Release Date: September 4, 2004 at the Telluride Film Festival (USA)
Original format: 35 mm film
Spoken entirely in verse, Yes is about an Irish-American woman (Joan Allen) who is tired of her loveless marriage (with actor Sam Neill) and begins a passionate affair with a Lebanese man (Simon Abkarian). Set in the present day in the UK, the film follows the two lovers as they face the reality of their relationship – and ultimately their differences – in the larger context of the complicated international climate and the relationship between the West and the East. As the story progresses, Potter highlights the cultural divide between the pair, making the longevity of their intense relationship seem impossible – which is emphasized by an explosive and emotional scene where the two discuss what they as individuals represent to the world. The film exhibits an experimental approach as Potter plays with unique camera angels and film speeds that reinforce the moods she tries to create and showcase the beautifully orchestrated cinematography.
While the movie focuses greatly on the couple, it is clear that the film is an opportunity for Potter to work through her thoughts about the current state of international affairs – as the US enters into war in the Middle East – and human nature. The film touches on a multitude of different issues including lies and misperception, the role of women (as mothers, wives, etc.), female body image, and isolation. In addition, throughout the entire film, Potter creatively uses the role of female cleaners who play the role of the Greek chorus as they observe the story as passive and transparent characters. Specifically, the main woman’s housecleaner (Shirley Henderson) provides an ongoing commentary about the dirt that never disappears but is just moved around.

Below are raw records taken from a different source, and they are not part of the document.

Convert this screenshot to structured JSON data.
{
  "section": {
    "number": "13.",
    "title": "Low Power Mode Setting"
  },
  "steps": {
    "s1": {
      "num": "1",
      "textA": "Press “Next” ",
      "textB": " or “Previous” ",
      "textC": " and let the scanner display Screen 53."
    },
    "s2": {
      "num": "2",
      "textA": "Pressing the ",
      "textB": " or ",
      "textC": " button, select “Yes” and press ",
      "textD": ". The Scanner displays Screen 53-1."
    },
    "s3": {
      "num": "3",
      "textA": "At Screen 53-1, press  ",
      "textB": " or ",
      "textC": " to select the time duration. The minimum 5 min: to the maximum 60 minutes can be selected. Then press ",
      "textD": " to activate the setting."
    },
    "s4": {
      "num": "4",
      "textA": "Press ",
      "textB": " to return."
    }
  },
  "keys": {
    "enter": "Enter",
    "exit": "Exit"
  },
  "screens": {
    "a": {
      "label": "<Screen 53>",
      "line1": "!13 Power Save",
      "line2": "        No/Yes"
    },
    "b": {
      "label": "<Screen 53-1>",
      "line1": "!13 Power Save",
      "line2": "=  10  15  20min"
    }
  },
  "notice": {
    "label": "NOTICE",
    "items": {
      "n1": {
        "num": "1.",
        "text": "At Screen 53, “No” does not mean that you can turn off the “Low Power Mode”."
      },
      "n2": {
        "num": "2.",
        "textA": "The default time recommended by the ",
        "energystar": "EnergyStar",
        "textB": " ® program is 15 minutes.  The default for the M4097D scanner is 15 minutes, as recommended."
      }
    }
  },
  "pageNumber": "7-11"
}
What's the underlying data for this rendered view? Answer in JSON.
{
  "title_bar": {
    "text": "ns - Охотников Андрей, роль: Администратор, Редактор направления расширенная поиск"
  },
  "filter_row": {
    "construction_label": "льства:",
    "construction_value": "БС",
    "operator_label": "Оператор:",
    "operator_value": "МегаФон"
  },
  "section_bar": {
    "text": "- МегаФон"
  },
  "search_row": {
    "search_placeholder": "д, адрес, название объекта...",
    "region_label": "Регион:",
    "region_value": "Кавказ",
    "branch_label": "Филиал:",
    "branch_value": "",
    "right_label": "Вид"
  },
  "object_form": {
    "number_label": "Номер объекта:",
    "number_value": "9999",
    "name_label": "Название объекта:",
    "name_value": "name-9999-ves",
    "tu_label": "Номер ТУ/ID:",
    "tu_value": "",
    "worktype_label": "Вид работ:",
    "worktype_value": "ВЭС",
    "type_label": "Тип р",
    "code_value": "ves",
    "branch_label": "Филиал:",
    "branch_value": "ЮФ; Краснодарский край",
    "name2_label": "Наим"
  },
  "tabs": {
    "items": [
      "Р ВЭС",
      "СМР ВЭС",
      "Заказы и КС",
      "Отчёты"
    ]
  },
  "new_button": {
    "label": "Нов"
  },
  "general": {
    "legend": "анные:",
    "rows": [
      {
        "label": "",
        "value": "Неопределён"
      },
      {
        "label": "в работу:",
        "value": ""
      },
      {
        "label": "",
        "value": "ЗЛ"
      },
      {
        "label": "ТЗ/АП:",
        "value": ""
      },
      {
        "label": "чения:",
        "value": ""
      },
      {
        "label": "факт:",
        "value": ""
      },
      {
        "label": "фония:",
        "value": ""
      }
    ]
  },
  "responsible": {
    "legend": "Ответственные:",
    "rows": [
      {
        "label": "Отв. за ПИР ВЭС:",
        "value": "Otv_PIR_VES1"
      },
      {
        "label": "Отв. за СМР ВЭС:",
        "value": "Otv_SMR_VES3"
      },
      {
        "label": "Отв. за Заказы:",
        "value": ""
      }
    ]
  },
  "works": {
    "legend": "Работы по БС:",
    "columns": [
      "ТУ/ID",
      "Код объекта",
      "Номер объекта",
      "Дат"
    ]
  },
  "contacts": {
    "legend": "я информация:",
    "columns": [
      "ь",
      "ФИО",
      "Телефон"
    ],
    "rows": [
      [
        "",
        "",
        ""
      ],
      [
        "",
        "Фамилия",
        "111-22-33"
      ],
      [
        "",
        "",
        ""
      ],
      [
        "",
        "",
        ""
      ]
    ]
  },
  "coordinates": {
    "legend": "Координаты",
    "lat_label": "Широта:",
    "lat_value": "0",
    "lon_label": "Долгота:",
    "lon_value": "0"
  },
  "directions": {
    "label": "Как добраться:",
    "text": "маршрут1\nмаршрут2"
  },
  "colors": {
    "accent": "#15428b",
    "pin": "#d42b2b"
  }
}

After traveling the globe to Beirut and Havana, Yes ends on a hopeful, yet surreal, note about the potential to overcome great divides.
- Cultural divides between the West and East (such as religion, money, etc.)
- Forbidden romance/affair
- Post-9/11 world
- Misperception – Lies, miscommunication and “dirt”
- Iambic pentameter
Resources about the film
- Lucia, Cynthia. “Saying ‘Yes’ to Taking Risks: an Interview with Sally Potter.” Cineaste 30 (2005): 24-32.
- Potter, Sally, John Berger, and Pankaj Mishra. Yes: Screenplay and Notes. New York: Newmarket P, 2005.
Resources about post-9/11 film
- Dixon, Wheeler W., ed. Film and Television After 9/11. Carbondale: Southern Illinois UP, 2004.
- Rich, B. Ruby. “After the Fall: Cinema Studies Post-9/11.” Cinema Journal 43 (2004): 109-116.